Pitchfork: How did Thank You for Using GTL come together?
JoogSZN: When Drakeo got acquitted of all his charges last year, we thought he was coming home. We already had tapes planned out. But when they started retrying him for the same thing he got acquitted for—which is illegal, but they tryna use a loophole—we were just sitting here like, “Man, this shit is weak.” People was asking him to do [one-off] verses from jail, so I was like, “Fuck it, we might as well put something together.” We started working in May and we recorded damn-near the whole tape in 36 hours.
What was Drakeo’s mindset like while you guys were recording?
He’s just annoyed that he has to go through this shit while bullshit-ass people like 6ix9ine get out. Keeping it all the way real: He know he didn’t do it; the D.A. know he didn’t do it; the detective know he didn’t do it; even the judge know he didn’t do it. So why is he being persecuted for being a rapper? What do they have to hold him on? We be dying on the phone all the time because everything’s funny. Everything that has been happening throughout this whole period is funny. Even in good spirits though, it’s time to give up the ghost and let this man free. This is a high-profile case. Everybody involved is looking for a pat on the back and an award for catching the so-called John Gotti character of L.A. But you’re not going to get points off convicting an innocent man.
How exactly did you record him over the phone from jail?

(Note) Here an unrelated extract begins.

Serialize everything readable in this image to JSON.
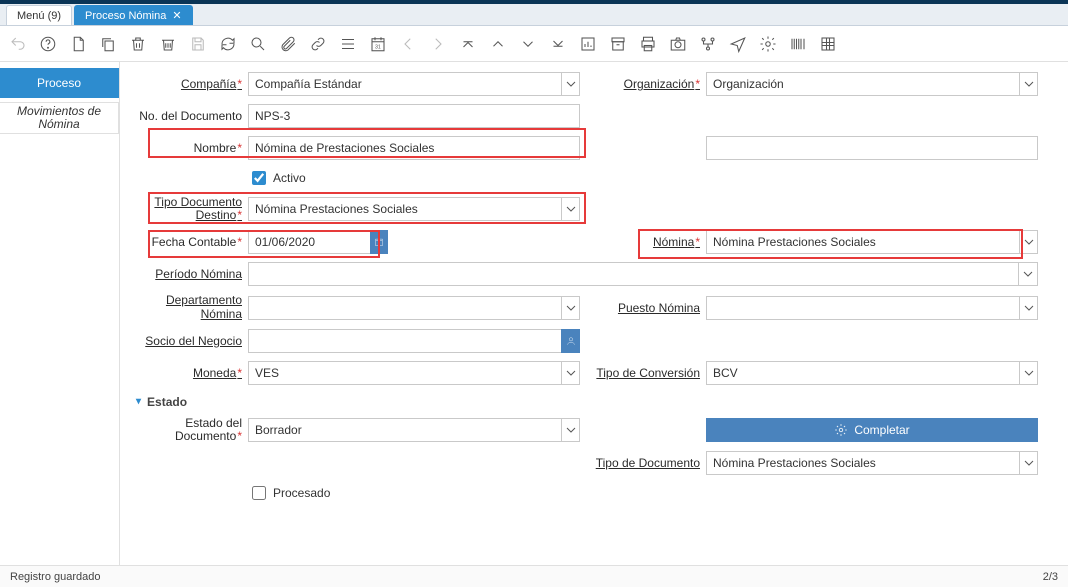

I figured out the coldest way to do it; I streamlined the process. It’s hard for you to hear the beat and record it through a phone—you’ve gotta have some kind of loop that won’t feed back into the mic or on my side. So I got the Beats Pill hooked up to my computer and directed the beat into the phone transmitter, and then the receiver audio hooked straight up to the computer. It created a loop where he was able to hear the beat in the headset and just rap into the mic piece of the GTL phone. But you have to remember that the loop also creates a lag, because the sound is getting to him late. So I had to figure out how to make him think he was rapping on beat and then massage the vocals so it lined up.
How did you make sure he was hitting the beat on time?

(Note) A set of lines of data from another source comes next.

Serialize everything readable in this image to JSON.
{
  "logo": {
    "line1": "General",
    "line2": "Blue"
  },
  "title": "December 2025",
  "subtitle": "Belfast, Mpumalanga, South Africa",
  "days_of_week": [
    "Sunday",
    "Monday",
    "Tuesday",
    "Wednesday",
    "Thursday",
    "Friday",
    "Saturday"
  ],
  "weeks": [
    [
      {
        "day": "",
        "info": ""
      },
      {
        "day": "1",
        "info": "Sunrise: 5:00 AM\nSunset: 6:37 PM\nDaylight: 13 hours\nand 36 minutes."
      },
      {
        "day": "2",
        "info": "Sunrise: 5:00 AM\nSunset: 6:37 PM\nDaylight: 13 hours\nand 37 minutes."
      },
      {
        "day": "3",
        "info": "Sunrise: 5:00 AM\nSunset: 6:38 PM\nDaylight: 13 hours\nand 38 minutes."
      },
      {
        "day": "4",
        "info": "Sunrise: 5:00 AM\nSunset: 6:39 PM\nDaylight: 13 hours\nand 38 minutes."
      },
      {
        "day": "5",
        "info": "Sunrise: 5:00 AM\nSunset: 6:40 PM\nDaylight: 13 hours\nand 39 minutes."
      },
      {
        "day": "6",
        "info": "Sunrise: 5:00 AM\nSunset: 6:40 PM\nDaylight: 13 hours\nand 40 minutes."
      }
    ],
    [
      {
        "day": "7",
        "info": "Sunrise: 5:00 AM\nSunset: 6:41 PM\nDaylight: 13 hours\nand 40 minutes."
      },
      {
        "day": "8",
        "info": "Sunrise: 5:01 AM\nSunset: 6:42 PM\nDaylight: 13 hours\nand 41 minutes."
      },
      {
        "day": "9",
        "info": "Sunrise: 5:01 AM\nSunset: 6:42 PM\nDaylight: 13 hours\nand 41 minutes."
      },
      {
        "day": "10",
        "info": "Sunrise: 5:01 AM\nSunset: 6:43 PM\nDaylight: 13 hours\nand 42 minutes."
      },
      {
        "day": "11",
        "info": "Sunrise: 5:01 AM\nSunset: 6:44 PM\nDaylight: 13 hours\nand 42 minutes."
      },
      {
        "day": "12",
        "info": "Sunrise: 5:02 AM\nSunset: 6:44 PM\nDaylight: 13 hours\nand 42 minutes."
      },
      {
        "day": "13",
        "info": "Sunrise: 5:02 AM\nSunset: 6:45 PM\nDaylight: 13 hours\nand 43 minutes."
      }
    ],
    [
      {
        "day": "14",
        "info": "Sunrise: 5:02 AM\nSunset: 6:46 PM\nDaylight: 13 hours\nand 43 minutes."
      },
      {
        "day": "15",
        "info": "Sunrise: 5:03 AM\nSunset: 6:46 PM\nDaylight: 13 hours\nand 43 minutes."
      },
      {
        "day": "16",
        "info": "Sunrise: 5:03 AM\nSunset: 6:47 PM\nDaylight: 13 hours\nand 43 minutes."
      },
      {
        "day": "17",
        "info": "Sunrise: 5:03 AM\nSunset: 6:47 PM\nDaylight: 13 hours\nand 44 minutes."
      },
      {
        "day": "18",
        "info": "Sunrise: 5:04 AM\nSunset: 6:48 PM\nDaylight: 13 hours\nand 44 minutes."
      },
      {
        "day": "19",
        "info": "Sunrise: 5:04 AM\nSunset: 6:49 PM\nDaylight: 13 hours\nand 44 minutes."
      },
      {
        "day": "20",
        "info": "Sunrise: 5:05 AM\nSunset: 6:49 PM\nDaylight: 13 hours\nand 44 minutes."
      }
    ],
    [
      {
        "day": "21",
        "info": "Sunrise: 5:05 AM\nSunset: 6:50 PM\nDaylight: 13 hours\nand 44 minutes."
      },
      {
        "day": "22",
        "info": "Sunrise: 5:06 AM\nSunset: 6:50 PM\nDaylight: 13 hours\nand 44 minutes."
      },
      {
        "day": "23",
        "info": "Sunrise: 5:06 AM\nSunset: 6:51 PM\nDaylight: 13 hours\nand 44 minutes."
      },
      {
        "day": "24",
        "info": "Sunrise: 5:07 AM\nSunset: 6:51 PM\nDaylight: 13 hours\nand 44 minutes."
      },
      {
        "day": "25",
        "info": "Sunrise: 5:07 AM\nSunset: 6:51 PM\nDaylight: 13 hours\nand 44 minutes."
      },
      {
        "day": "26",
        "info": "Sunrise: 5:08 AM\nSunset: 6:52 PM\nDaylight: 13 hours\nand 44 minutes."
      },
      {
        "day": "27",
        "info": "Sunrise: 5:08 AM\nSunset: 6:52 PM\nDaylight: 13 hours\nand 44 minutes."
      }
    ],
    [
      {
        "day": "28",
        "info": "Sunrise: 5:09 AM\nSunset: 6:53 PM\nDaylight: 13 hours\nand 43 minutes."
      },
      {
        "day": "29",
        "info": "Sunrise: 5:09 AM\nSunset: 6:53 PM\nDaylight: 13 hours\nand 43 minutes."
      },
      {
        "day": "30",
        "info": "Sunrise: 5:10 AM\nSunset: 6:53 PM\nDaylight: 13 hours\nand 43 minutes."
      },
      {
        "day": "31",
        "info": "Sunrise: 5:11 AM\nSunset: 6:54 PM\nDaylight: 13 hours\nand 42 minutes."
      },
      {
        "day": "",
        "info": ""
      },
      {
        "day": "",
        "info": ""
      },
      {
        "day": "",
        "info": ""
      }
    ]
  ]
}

Drakeo’s memory and timing is fucking astounding, to be honest with you. He’s a real artist, a real rapper. He hears it and remembers his cadence. He’s on beat for the most part. The only thing I had to fix was small little nuances in the vocals, because there’s noise that’s in the phone already.
It seemed like it was the holy trinity: me, Drakeo, and [engineer] Navin [Upamaka]. Navin did the heavy lifting on the actual science; I handled the rhythmic situation. I sent the vocals over, lined up how they needed to sound, and then we went back and forth for two weeks, because Navin is in L.A. right now, and I’m in Atlanta. It made it a little difficult because I tend to be over his shoulder like, “Nah, do it like this or like that.” But Navin know what he doing, as you can see.
How much did you guys end up having to pay GTL to record this?
Man! GTL is like 25 cents a minute. It’s been hundreds. This tape was very expensive. It was like two calls per song, then more calls afterwards getting everything lined up. Then we was on the phone politicking and all that. It was a lot.
There’s something fucked up about the prison system essentially profiting off your art.
Yeah, they did, but we tryna reverse that: Let me get that back, man. Let me recoup my investment. But yeah, that’s just glorified slavery. That’s all they tryna do. 13th amendment. They make it OK to enslave our brothers. They slap BS charges and felonies on you, now you’re part of the system.
Do you still plan on releasing more music together?
Oh yeah. We already recorded more songs. And they’re fire. I guarantee it. I got new beats I’ve been making since the tape. We was just like, “Man, we just gon’ keep going.” So we started making part two. We just giving the people some time to digest this one. And then they just moved Drakeo to another [housing] module at the jail, so we’ve got to get over that hurdle too. They trying to stop us. They don’t like what we doing.
Originally Appeared on Pitchfork